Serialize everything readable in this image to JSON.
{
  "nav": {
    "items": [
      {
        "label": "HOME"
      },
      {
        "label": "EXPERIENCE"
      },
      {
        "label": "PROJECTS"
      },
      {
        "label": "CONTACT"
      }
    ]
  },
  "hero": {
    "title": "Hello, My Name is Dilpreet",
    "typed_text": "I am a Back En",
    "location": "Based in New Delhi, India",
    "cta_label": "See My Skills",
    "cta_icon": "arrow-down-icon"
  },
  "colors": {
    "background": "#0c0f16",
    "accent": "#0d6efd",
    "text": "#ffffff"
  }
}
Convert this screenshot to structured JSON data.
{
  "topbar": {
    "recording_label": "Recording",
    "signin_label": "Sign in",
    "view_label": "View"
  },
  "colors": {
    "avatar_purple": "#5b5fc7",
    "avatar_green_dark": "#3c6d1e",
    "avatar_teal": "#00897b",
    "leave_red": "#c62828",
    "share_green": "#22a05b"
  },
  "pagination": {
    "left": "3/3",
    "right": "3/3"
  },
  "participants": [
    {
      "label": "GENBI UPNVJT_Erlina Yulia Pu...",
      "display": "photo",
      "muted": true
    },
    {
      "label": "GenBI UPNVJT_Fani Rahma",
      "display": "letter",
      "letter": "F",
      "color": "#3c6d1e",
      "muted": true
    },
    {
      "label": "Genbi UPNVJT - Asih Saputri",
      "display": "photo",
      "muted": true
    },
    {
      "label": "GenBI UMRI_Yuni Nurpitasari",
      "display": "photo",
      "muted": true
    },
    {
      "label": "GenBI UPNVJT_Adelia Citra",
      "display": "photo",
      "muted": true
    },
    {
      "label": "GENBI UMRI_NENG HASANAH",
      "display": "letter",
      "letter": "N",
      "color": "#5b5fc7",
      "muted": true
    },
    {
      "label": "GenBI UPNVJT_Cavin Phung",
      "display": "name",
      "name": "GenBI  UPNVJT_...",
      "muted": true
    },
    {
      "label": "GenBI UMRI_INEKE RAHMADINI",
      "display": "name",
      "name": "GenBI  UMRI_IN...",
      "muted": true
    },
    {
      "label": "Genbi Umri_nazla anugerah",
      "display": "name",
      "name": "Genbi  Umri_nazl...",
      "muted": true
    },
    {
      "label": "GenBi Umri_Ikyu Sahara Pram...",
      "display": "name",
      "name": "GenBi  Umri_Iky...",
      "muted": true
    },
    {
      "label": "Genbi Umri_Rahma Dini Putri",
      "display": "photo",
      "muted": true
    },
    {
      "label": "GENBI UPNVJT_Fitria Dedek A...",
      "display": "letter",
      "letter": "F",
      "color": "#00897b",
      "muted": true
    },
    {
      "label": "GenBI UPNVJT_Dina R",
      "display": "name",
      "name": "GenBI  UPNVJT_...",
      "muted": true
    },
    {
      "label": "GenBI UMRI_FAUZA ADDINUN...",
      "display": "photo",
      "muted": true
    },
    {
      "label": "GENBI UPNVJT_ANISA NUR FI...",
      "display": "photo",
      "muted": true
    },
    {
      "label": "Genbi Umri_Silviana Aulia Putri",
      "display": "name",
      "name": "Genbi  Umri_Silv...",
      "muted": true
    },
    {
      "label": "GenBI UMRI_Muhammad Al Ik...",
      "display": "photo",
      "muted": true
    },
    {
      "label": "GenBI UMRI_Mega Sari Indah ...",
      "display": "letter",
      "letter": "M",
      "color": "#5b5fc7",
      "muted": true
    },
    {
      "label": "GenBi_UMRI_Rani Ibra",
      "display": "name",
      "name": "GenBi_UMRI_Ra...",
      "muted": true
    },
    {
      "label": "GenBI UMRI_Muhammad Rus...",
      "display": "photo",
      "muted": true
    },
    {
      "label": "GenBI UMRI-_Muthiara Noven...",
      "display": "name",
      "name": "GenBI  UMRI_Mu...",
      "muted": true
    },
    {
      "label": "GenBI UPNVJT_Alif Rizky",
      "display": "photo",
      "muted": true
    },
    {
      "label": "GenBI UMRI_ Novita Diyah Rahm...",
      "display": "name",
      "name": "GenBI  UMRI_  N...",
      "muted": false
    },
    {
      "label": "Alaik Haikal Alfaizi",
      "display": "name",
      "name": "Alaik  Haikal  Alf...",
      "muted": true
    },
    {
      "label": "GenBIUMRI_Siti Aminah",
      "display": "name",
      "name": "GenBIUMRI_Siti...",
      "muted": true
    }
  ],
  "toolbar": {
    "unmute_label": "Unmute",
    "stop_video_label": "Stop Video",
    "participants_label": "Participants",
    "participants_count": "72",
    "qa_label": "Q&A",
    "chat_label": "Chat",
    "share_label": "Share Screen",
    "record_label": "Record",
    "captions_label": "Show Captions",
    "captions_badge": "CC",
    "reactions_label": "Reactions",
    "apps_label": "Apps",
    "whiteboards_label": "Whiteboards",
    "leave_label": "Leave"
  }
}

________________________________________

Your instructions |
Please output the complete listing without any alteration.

Reply to the task |
Serialize everything readable in this image to JSON.
{
  "nav": {
    "items": [
      {
        "label": "HOME"
      },
      {
        "label": "EXPERIENCE"
      },
      {
        "label": "PROJECTS"
      },
      {
        "label": "CONTACT"
      }
    ]
  },
  "hero": {
    "title": "Hello, My Name is Dilpreet",
    "typed_text": "I am a Back En",
    "location": "Based in New Delhi, India",
    "cta_label": "See My Skills",
    "cta_icon": "arrow-down-icon"
  },
  "colors": {
    "background": "#0c0f16",
    "accent": "#0d6efd",
    "text": "#ffffff"
  }
}
Convert this screenshot to structured JSON data.
{
  "topbar": {
    "recording_label": "Recording",
    "signin_label": "Sign in",
    "view_label": "View"
  },
  "colors": {
    "avatar_purple": "#5b5fc7",
    "avatar_green_dark": "#3c6d1e",
    "avatar_teal": "#00897b",
    "leave_red": "#c62828",
    "share_green": "#22a05b"
  },
  "pagination": {
    "left": "3/3",
    "right": "3/3"
  },
  "participants": [
    {
      "label": "GENBI UPNVJT_Erlina Yulia Pu...",
      "display": "photo",
      "muted": true
    },
    {
      "label": "GenBI UPNVJT_Fani Rahma",
      "display": "letter",
      "letter": "F",
      "color": "#3c6d1e",
      "muted": true
    },
    {
      "label": "Genbi UPNVJT - Asih Saputri",
      "display": "photo",
      "muted": true
    },
    {
      "label": "GenBI UMRI_Yuni Nurpitasari",
      "display": "photo",
      "muted": true
    },
    {
      "label": "GenBI UPNVJT_Adelia Citra",
      "display": "photo",
      "muted": true
    },
    {
      "label": "GENBI UMRI_NENG HASANAH",
      "display": "letter",
      "letter": "N",
      "color": "#5b5fc7",
      "muted": true
    },
    {
      "label": "GenBI UPNVJT_Cavin Phung",
      "display": "name",
      "name": "GenBI  UPNVJT_...",
      "muted": true
    },
    {
      "label": "GenBI UMRI_INEKE RAHMADINI",
      "display": "name",
      "name": "GenBI  UMRI_IN...",
      "muted": true
    },
    {
      "label": "Genbi Umri_nazla anugerah",
      "display": "name",
      "name": "Genbi  Umri_nazl...",
      "muted": true
    },
    {
      "label": "GenBi Umri_Ikyu Sahara Pram...",
      "display": "name",
      "name": "GenBi  Umri_Iky...",
      "muted": true
    },
    {
      "label": "Genbi Umri_Rahma Dini Putri",
      "display": "photo",
      "muted": true
    },
    {
      "label": "GENBI UPNVJT_Fitria Dedek A...",
      "display": "letter",
      "letter": "F",
      "color": "#00897b",
      "muted": true
    },
    {
      "label": "GenBI UPNVJT_Dina R",
      "display": "name",
      "name": "GenBI  UPNVJT_...",
      "muted": true
    },
    {
      "label": "GenBI UMRI_FAUZA ADDINUN...",
      "display": "photo",
      "muted": true
    },
    {
      "label": "GENBI UPNVJT_ANISA NUR FI...",
      "display": "photo",
      "muted": true
    },
    {
      "label": "Genbi Umri_Silviana Aulia Putri",
      "display": "name",
      "name": "Genbi  Umri_Silv...",
      "muted": true
    },
    {
      "label": "GenBI UMRI_Muhammad Al Ik...",
      "display": "photo",
      "muted": true
    },
    {
      "label": "GenBI UMRI_Mega Sari Indah ...",
      "display": "letter",
      "letter": "M",
      "color": "#5b5fc7",
      "muted": true
    },
    {
      "label": "GenBi_UMRI_Rani Ibra",
      "display": "name",
      "name": "GenBi_UMRI_Ra...",
      "muted": true
    },
    {
      "label": "GenBI UMRI_Muhammad Rus...",
      "display": "photo",
      "muted": true
    },
    {
      "label": "GenBI UMRI-_Muthiara Noven...",
      "display": "name",
      "name": "GenBI  UMRI_Mu...",
      "muted": true
    },
    {
      "label": "GenBI UPNVJT_Alif Rizky",
      "display": "photo",
      "muted": true
    },
    {
      "label": "GenBI UMRI_ Novita Diyah Rahm...",
      "display": "name",
      "name": "GenBI  UMRI_  N...",
      "muted": false
    },
    {
      "label": "Alaik Haikal Alfaizi",
      "display": "name",
      "name": "Alaik  Haikal  Alf...",
      "muted": true
    },
    {
      "label": "GenBIUMRI_Siti Aminah",
      "display": "name",
      "name": "GenBIUMRI_Siti...",
      "muted": true
    }
  ],
  "toolbar": {
    "unmute_label": "Unmute",
    "stop_video_label": "Stop Video",
    "participants_label": "Participants",
    "participants_count": "72",
    "qa_label": "Q&A",
    "chat_label": "Chat",
    "share_label": "Share Screen",
    "record_label": "Record",
    "captions_label": "Show Captions",
    "captions_badge": "CC",
    "reactions_label": "Reactions",
    "apps_label": "Apps",
    "whiteboards_label": "Whiteboards",
    "leave_label": "Leave"
  }
}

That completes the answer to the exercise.